129A (Phoenix Convention Center - West and North Buildings)
Jennifer L. Bewley, AvMet Applications Inc., Reston, VA; and J. Lichty, E. Hahn, D. O'Donnell, M. Robinson, and R. S. Lee

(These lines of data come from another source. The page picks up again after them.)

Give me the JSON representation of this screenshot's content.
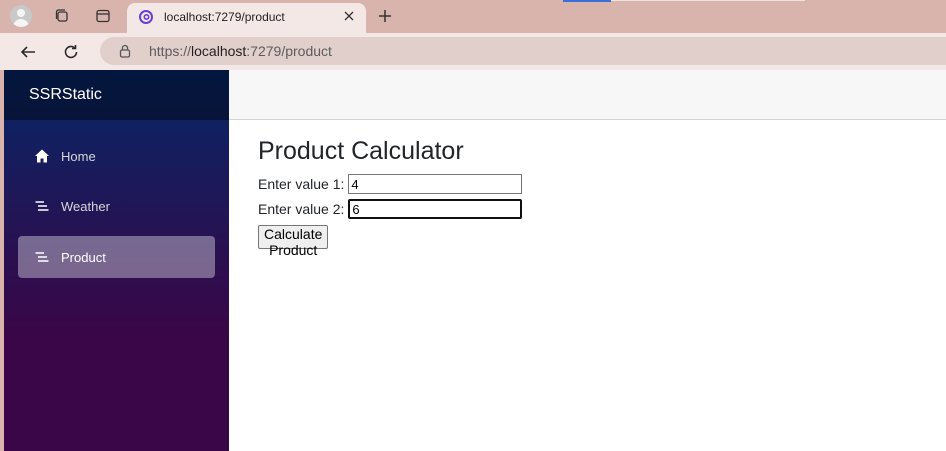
{
  "browser": {
    "tab_title": "localhost:7279/product",
    "url_scheme": "https://",
    "url_host": "localhost",
    "url_rest": ":7279/product"
  },
  "app": {
    "brand": "SSRStatic",
    "nav": [
      {
        "label": "Home",
        "icon": "home-icon",
        "active": false
      },
      {
        "label": "Weather",
        "icon": "list-icon",
        "active": false
      },
      {
        "label": "Product",
        "icon": "list-icon",
        "active": true
      }
    ]
  },
  "page": {
    "title": "Product Calculator",
    "field1": {
      "label": "Enter value 1:",
      "value": "4"
    },
    "field2": {
      "label": "Enter value 2:",
      "value": "6"
    },
    "button_label": "Calculate Product"
  },
  "colors": {
    "sidebar_top": "#052767",
    "sidebar_bottom": "#3a0647",
    "browser_frame": "#d9b4ac",
    "active_nav": "rgba(255,255,255,0.37)"
  }
}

Winter-weather (e.g., snow, sleet, freezing rain, etc.) events significantly impact air traffic operations and pose several safety concerns often requiring surface treatments, aircraft deicing, and other actions to mitigate impacts and comply with Federal Aviation Administration (FAA) / Department of Transportation (DOT) regulations. Decisions and preparations made by aviation stakeholders (i.e., airports, airlines, and FAA) for winter-weather events begin hours to days before the start of an event and extend through the winter-weather period into post-event recovery operations. Although improved air traffic operations during winter-weather impact events is considered a critical need by National Airspace System (NAS) customers, many challenges exist in identifying requirements for effective winter weather impact management. Many of these challenges arise as a result of both (a) the involvement of multiple aviation stakeholders (i.e., airports, airlines, and FAA) who are involved in winter-weather operations and procedures each with unique operational objectives, priorities, and measures for success and (b) the significant variability in winter weather operations strategies, procedures, and functional capabilities across the major (core) airports, all of which are influenced by FAA/DOT regulations and industry trends. The climatology of winter-weather events for different regions of the NAS also varies in frequency, extent, type, and intensity, as do the air traffic impacts. In order to effectively evaluate current constraints and potential shortfalls in mitigating winter weather impacts, one must first seek to document and understand the current operating picture (e.g., FAA/DOT regulations, industry trends, climatology of terminal airport winter-weather events, air traffic management impacts, and current forecast and observation capabilities).

This paper describes a foundational winter-weather service analysis study that identifies and connects winter-weather stakeholder decisions to operational decision support (e.g., forecasts, observations) needs and shortfalls for winter-weather events. Analyses of Airport Snow and Ice Control Plans, phone / in-person interviews, and operational user surveys define a rich dataset of internal and external / collaborative winter-weather based decisions among aviation stakeholders (i.e., airports, airlines, air traffic control towers, ARTCCs, TRACONs, and FAA Command Center). Specifically, this study focused on four critical time periods to isolate specific operations / planning periods: 24-48 hours before winter weather event (Airport / ATM planning), 2-8 hours before winter weather event (Airport / ATM Strategic Operations), during winter weather event (Airport / ATM tactical), and post-event recovery (resuming normal operations). Winter-weather decision mapping results will be presented to illustrate the decisions and important weather elements (i.e., forecast horizon, accumulation, timing, intensity, etc.) used to make key decisions for each critical time period and pertinent stakeholder. The stakeholder decision mapping and stakeholder-utilized weather forecast product evaluations are, in turn, used to identify potential weather forecast gaps critical to key decisions.